The huge basilica has maintained the original structure with one nave and four aisles, but it was almost entirely reconstructed in 1823 following a fire. The covered portico that precedes the façade is a Neo-classicist addition from the reconstruction. To the right of the entrance is the Holy Door, which is opened only during the Jubilees (same for all four papal basilicas). What remains of the ancient basilica is the interior portion of the apse with the triumphal arch.
The nave's interior walls are decorated with scenes from Saint Paul's life. Notable works of art inside include the 13th century tabernacle by Arnolfo di Cambio, the statue of Pope Boniface IX and the 5th century mosaics on the triumphal arch. South of the transept is the cloister, considered one of the most beautiful of the Middle Ages, built by Vassalletto, who was also responsible for the magnificent Easter candlestick.
Santa Maria Maggiore (Basilica of St. Mary Major)
The largest church in Rome dedicated to the Virgin Mary, hence the name, and one of the first to be built in her honor, Santa Maria Maggiore is located on Piazza Esquilino, not far from the Termini train station. It is the only basilica among these four to have preserved the Paleochristian structure of the 5th century, even though it underwent several makeovers and additions externally.
It closely resembles a 2nd-century imperial basilica, imposing in its aspect, perhaps to signify Rome’s Christian future. The 14th century campanile (bell tower) is the highest in Rome, at 75 meters. The 16th-century coffered ceiling, designed by Giuliano da Sangallo, is said to be gilded with gold brought by Christopher Columbus from the Americas, and presented to Pope Alexander VI by Catholic monarchs Ferdinand and Isabella.
The most notable piece of art are the mosaics, one of the oldest representations of the Virgin Mary in Christian Late Antiquity, and a magnificent example of late Antique art.

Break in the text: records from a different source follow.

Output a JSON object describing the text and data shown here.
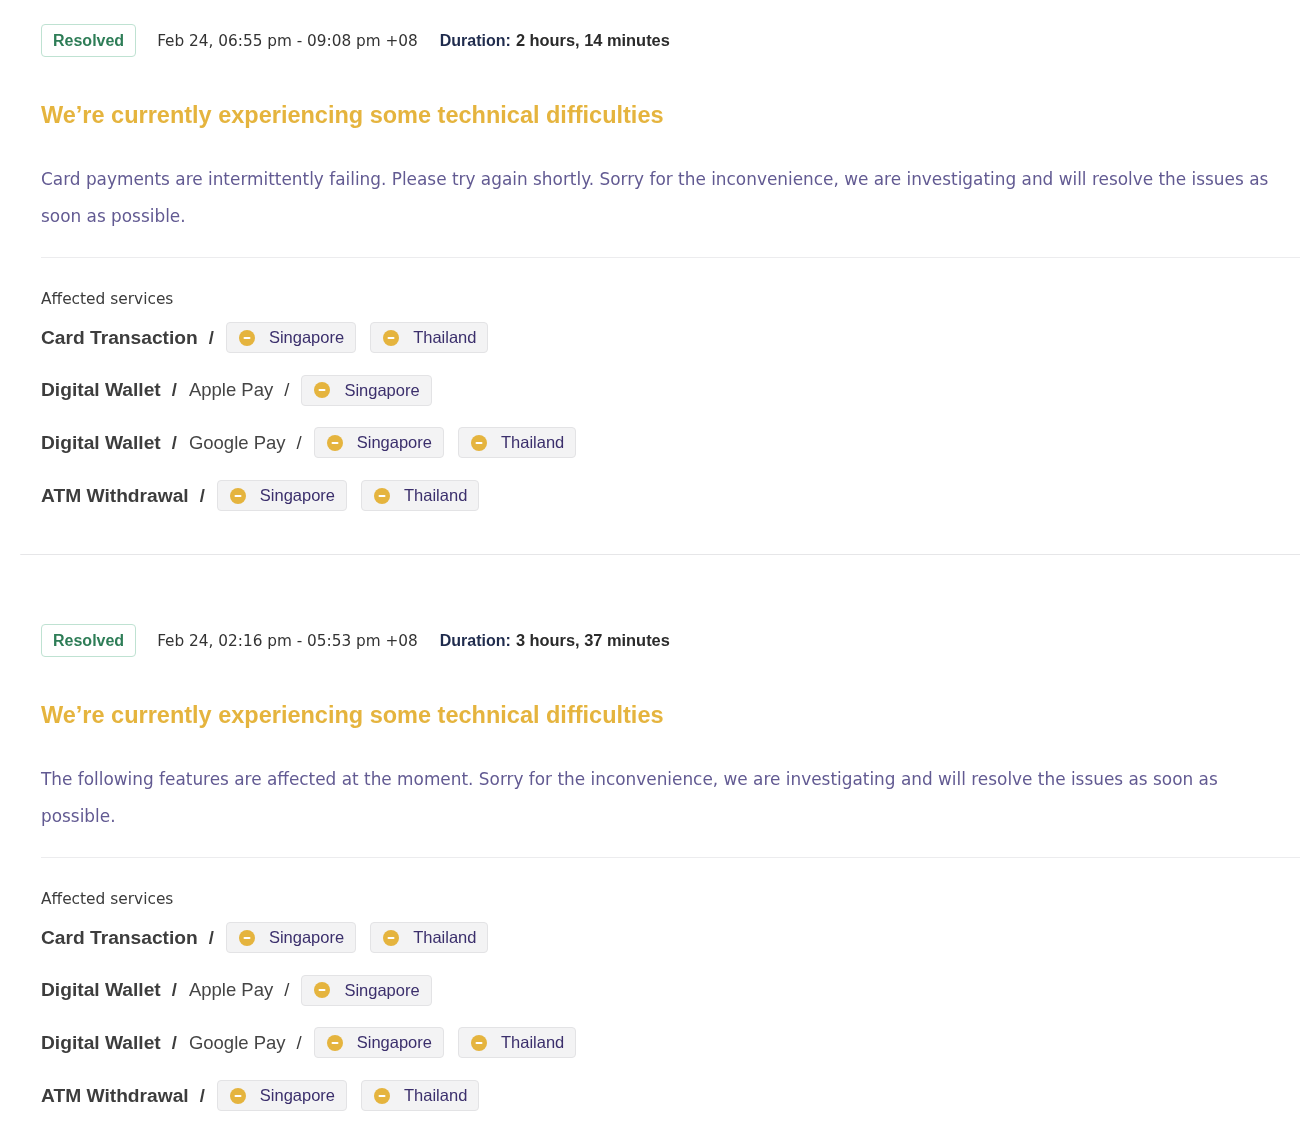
{
  "incidents": [
    {
      "status": {
        "label": "Resolved",
        "kind": "resolved"
      },
      "time_range": "Feb 24, 06:55 pm - 09:08 pm +08",
      "duration_label": "Duration:",
      "duration": "2 hours, 14 minutes",
      "title": "We’re currently experiencing some technical difficulties",
      "description": "Card payments are intermittently failing. Please try again shortly. Sorry for the inconvenience, we are investigating and will resolve the issues as soon as possible.",
      "affected_label": "Affected services",
      "services": [
        {
          "path": [
            {
              "text": "Card Transaction",
              "kind": "group"
            },
            {
              "text": "/",
              "kind": "separator"
            }
          ],
          "regions": [
            {
              "name": "Singapore",
              "kind": "degraded"
            },
            {
              "name": "Thailand",
              "kind": "degraded"
            }
          ]
        },
        {
          "path": [
            {
              "text": "Digital Wallet",
              "kind": "group"
            },
            {
              "text": "/",
              "kind": "separator"
            },
            {
              "text": "Apple Pay",
              "kind": "item"
            },
            {
              "text": "/",
              "kind": "separator"
            }
          ],
          "regions": [
            {
              "name": "Singapore",
              "kind": "degraded"
            }
          ]
        },
        {
          "path": [
            {
              "text": "Digital Wallet",
              "kind": "group"
            },
            {
              "text": "/",
              "kind": "separator"
            },
            {
              "text": "Google Pay",
              "kind": "item"
            },
            {
              "text": "/",
              "kind": "separator"
            }
          ],
          "regions": [
            {
              "name": "Singapore",
              "kind": "degraded"
            },
            {
              "name": "Thailand",
              "kind": "degraded"
            }
          ]
        },
        {
          "path": [
            {
              "text": "ATM Withdrawal",
              "kind": "group"
            },
            {
              "text": "/",
              "kind": "separator"
            }
          ],
          "regions": [
            {
              "name": "Singapore",
              "kind": "degraded"
            },
            {
              "name": "Thailand",
              "kind": "degraded"
            }
          ]
        }
      ]
    },
    {
      "status": {
        "label": "Resolved",
        "kind": "resolved"
      },
      "time_range": "Feb 24, 02:16 pm - 05:53 pm +08",
      "duration_label": "Duration:",
      "duration": "3 hours, 37 minutes",
      "title": "We’re currently experiencing some technical difficulties",
      "description": "The following features are affected at the moment. Sorry for the inconvenience, we are investigating and will resolve the issues as soon as possible.",
      "affected_label": "Affected services",
      "services": [
        {
          "path": [
            {
              "text": "Card Transaction",
              "kind": "group"
            },
            {
              "text": "/",
              "kind": "separator"
            }
          ],
          "regions": [
            {
              "name": "Singapore",
              "kind": "degraded"
            },
            {
              "name": "Thailand",
              "kind": "degraded"
            }
          ]
        },
        {
          "path": [
            {
              "text": "Digital Wallet",
              "kind": "group"
            },
            {
              "text": "/",
              "kind": "separator"
            },
            {
              "text": "Apple Pay",
              "kind": "item"
            },
            {
              "text": "/",
              "kind": "separator"
            }
          ],
          "regions": [
            {
              "name": "Singapore",
              "kind": "degraded"
            }
          ]
        },
        {
          "path": [
            {
              "text": "Digital Wallet",
              "kind": "group"
            },
            {
              "text": "/",
              "kind": "separator"
            },
            {
              "text": "Google Pay",
              "kind": "item"
            },
            {
              "text": "/",
              "kind": "separator"
            }
          ],
          "regions": [
            {
              "name": "Singapore",
              "kind": "degraded"
            },
            {
              "name": "Thailand",
              "kind": "degraded"
            }
          ]
        },
        {
          "path": [
            {
              "text": "ATM Withdrawal",
              "kind": "group"
            },
            {
              "text": "/",
              "kind": "separator"
            }
          ],
          "regions": [
            {
              "name": "Singapore",
              "kind": "degraded"
            },
            {
              "name": "Thailand",
              "kind": "degraded"
            }
          ]
        }
      ]
    }
  ]
}
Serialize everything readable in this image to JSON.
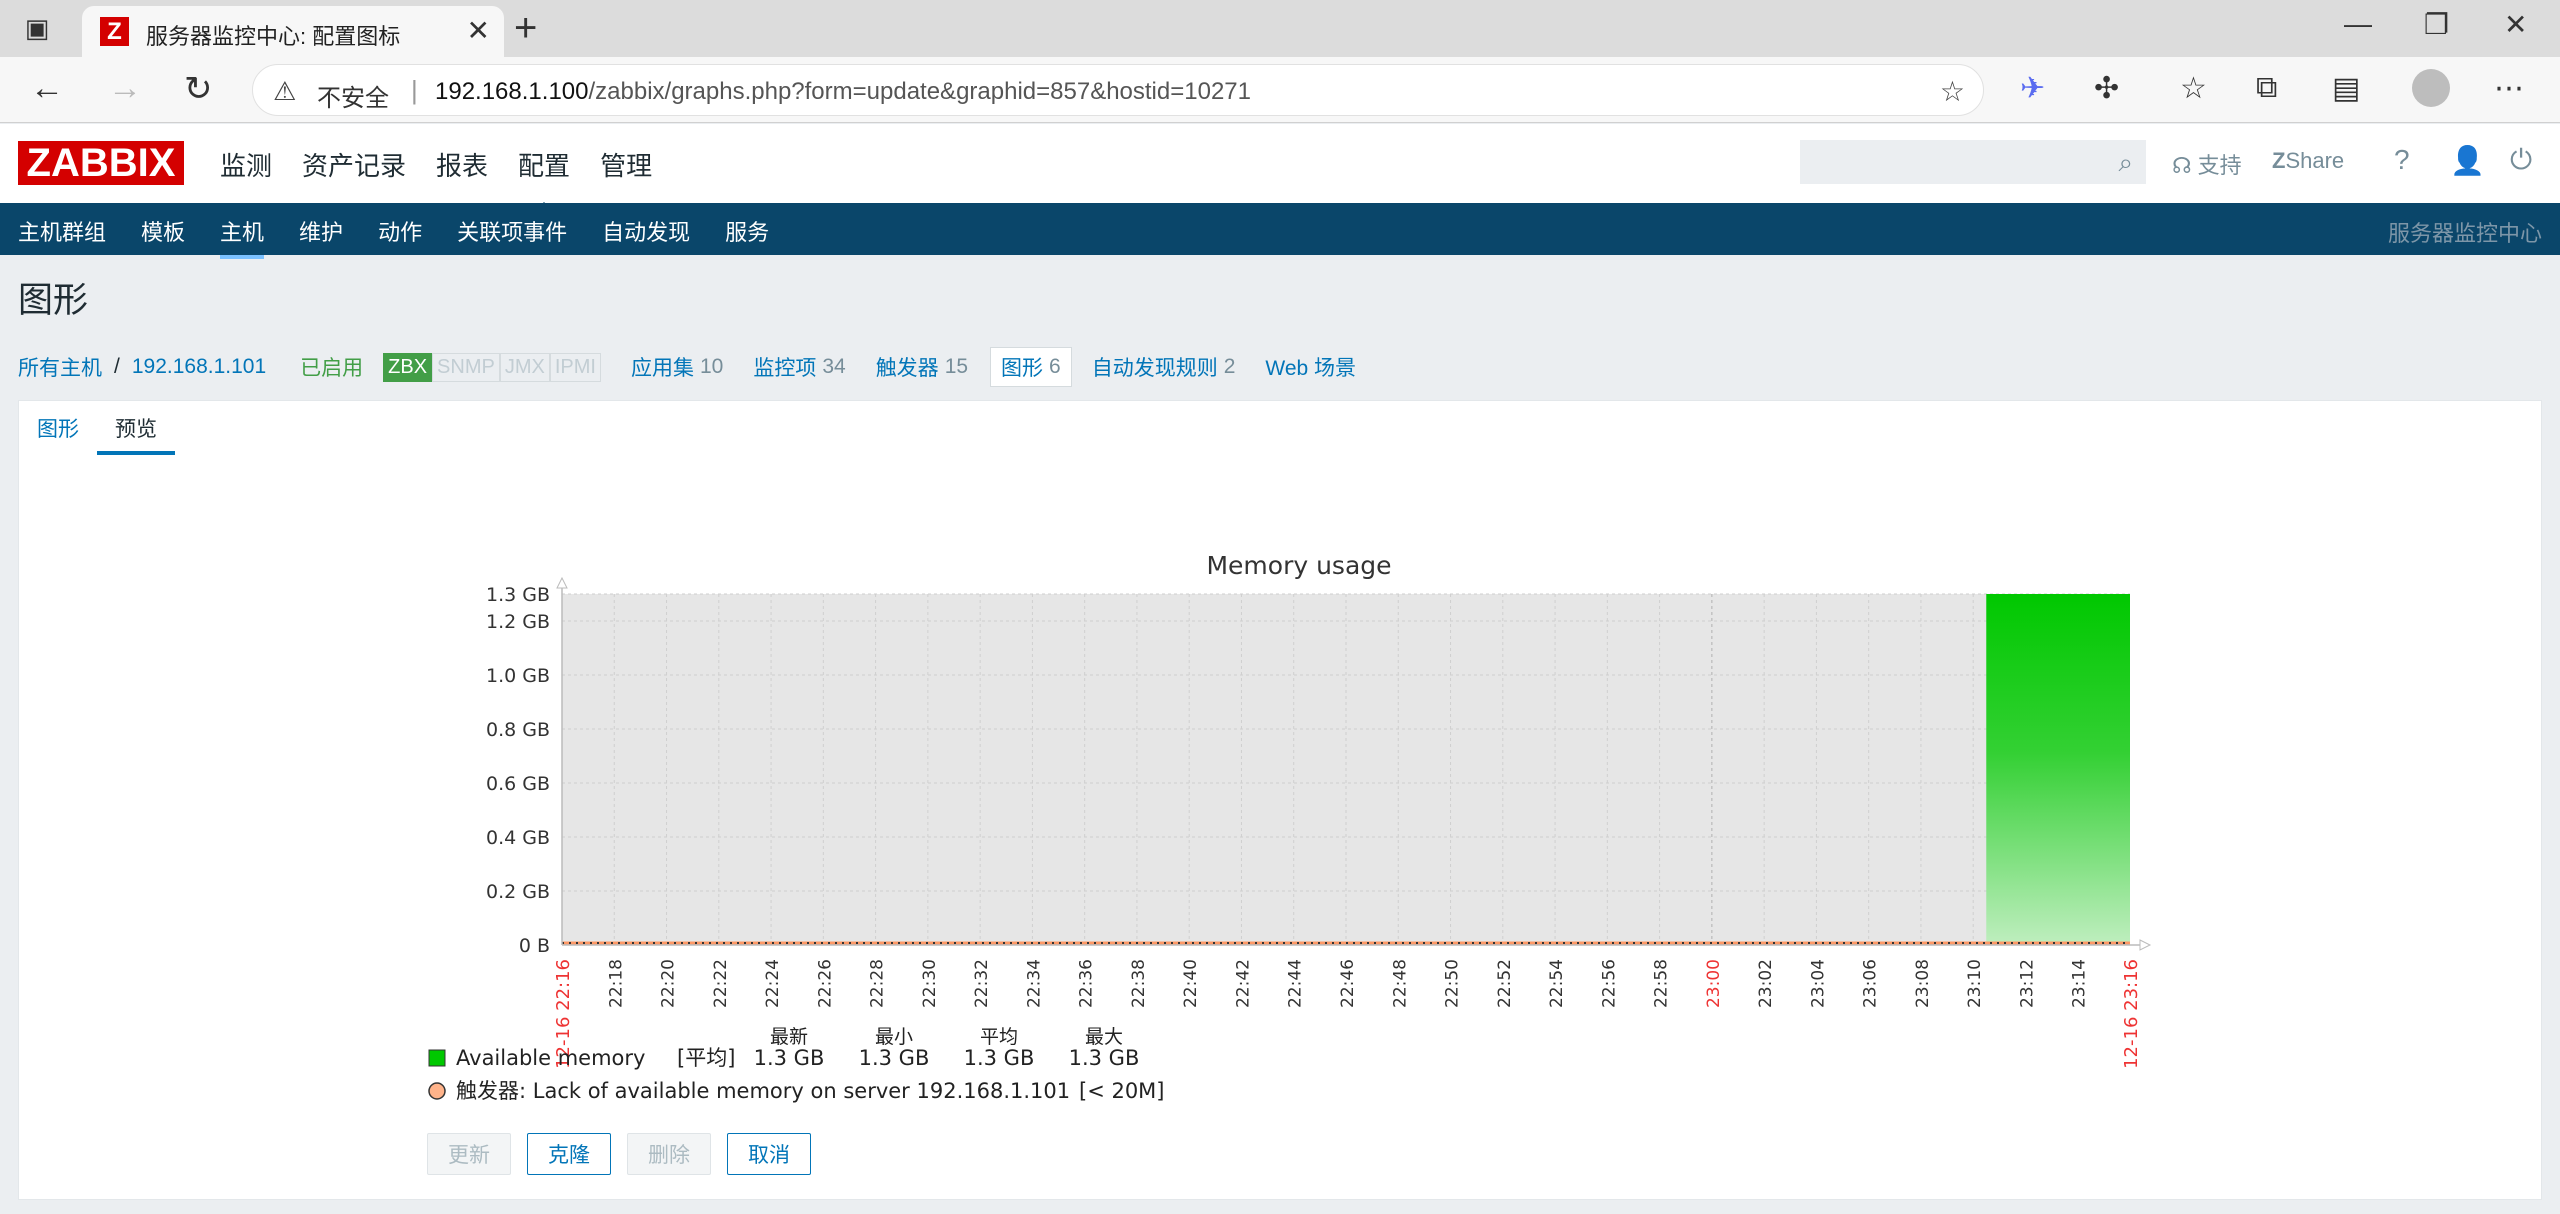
{
  "browser": {
    "tab_title": "服务器监控中心: 配置图标",
    "favicon_letter": "Z",
    "insecure_label": "不安全",
    "url_host": "192.168.1.100",
    "url_path": "/zabbix/graphs.php?form=update&graphid=857&hostid=10271"
  },
  "header": {
    "logo": "ZABBIX",
    "menu": [
      "监测",
      "资产记录",
      "报表",
      "配置",
      "管理"
    ],
    "active_menu": "配置",
    "support": "支持",
    "share": "Share",
    "help": "?"
  },
  "subnav": {
    "items": [
      "主机群组",
      "模板",
      "主机",
      "维护",
      "动作",
      "关联项事件",
      "自动发现",
      "服务"
    ],
    "active": "主机",
    "server_name": "服务器监控中心"
  },
  "page_title": "图形",
  "hostbar": {
    "all_hosts": "所有主机",
    "host": "192.168.1.101",
    "enabled": "已启用",
    "tags": [
      "ZBX",
      "SNMP",
      "JMX",
      "IPMI"
    ],
    "links": [
      {
        "label": "应用集",
        "count": "10"
      },
      {
        "label": "监控项",
        "count": "34"
      },
      {
        "label": "触发器",
        "count": "15"
      },
      {
        "label": "图形",
        "count": "6"
      },
      {
        "label": "自动发现规则",
        "count": "2"
      },
      {
        "label": "Web 场景",
        "count": ""
      }
    ]
  },
  "tabs": [
    "图形",
    "预览"
  ],
  "active_tab": "预览",
  "chart_data": {
    "type": "area",
    "title": "Memory usage",
    "y_ticks": [
      "1.3 GB",
      "1.2 GB",
      "1.0 GB",
      "0.8 GB",
      "0.6 GB",
      "0.4 GB",
      "0.2 GB",
      "0 B"
    ],
    "y_values": [
      1.3,
      1.2,
      1.0,
      0.8,
      0.6,
      0.4,
      0.2,
      0
    ],
    "ylim": [
      0,
      1.3
    ],
    "x_start_label": "12-16 22:16",
    "x_end_label": "12-16 23:16",
    "x_tick_labels": [
      "22:18",
      "22:20",
      "22:22",
      "22:24",
      "22:26",
      "22:28",
      "22:30",
      "22:32",
      "22:34",
      "22:36",
      "22:38",
      "22:40",
      "22:42",
      "22:44",
      "22:46",
      "22:48",
      "22:50",
      "22:52",
      "22:54",
      "22:56",
      "22:58",
      "23:00",
      "23:02",
      "23:04",
      "23:06",
      "23:08",
      "23:10",
      "23:12",
      "23:14"
    ],
    "x_range_minutes": [
      0,
      60
    ],
    "series": [
      {
        "name": "Available memory",
        "color": "#00c800",
        "data_start_minute": 54.5,
        "data_end_minute": 60,
        "value_gb": 1.3
      }
    ],
    "trigger": {
      "label": "触发器: Lack of available memory on server 192.168.1.101",
      "threshold": "[< 20M]",
      "color": "#ff9966"
    },
    "legend": {
      "rows": [
        {
          "name": "Available memory",
          "func": "[平均]",
          "values": [
            "1.3 GB",
            "1.3 GB",
            "1.3 GB",
            "1.3 GB"
          ]
        },
        {
          "name": "触发器: Lack of available memory on server 192.168.1.101",
          "threshold": "[< 20M]"
        }
      ],
      "headers": [
        "最新",
        "最小",
        "平均",
        "最大"
      ]
    }
  },
  "buttons": {
    "update": "更新",
    "clone": "克隆",
    "delete": "删除",
    "cancel": "取消"
  }
}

The triumphal arch is also illustrated with magnificent mosaics depicting different scenes of Christ and the Virgin Mary.
Under the high altar is the Crypt of the Nativity, with a crystal reliquary said to contain wood from Jesus’ crib. Notable are also the Sistine and Paoline chapels, the former adorned with statues by Arnolfo di Cambio, and both containing popes’ tombs.
Have you visited all four Basilicas? If not, you can take a virtual tour here.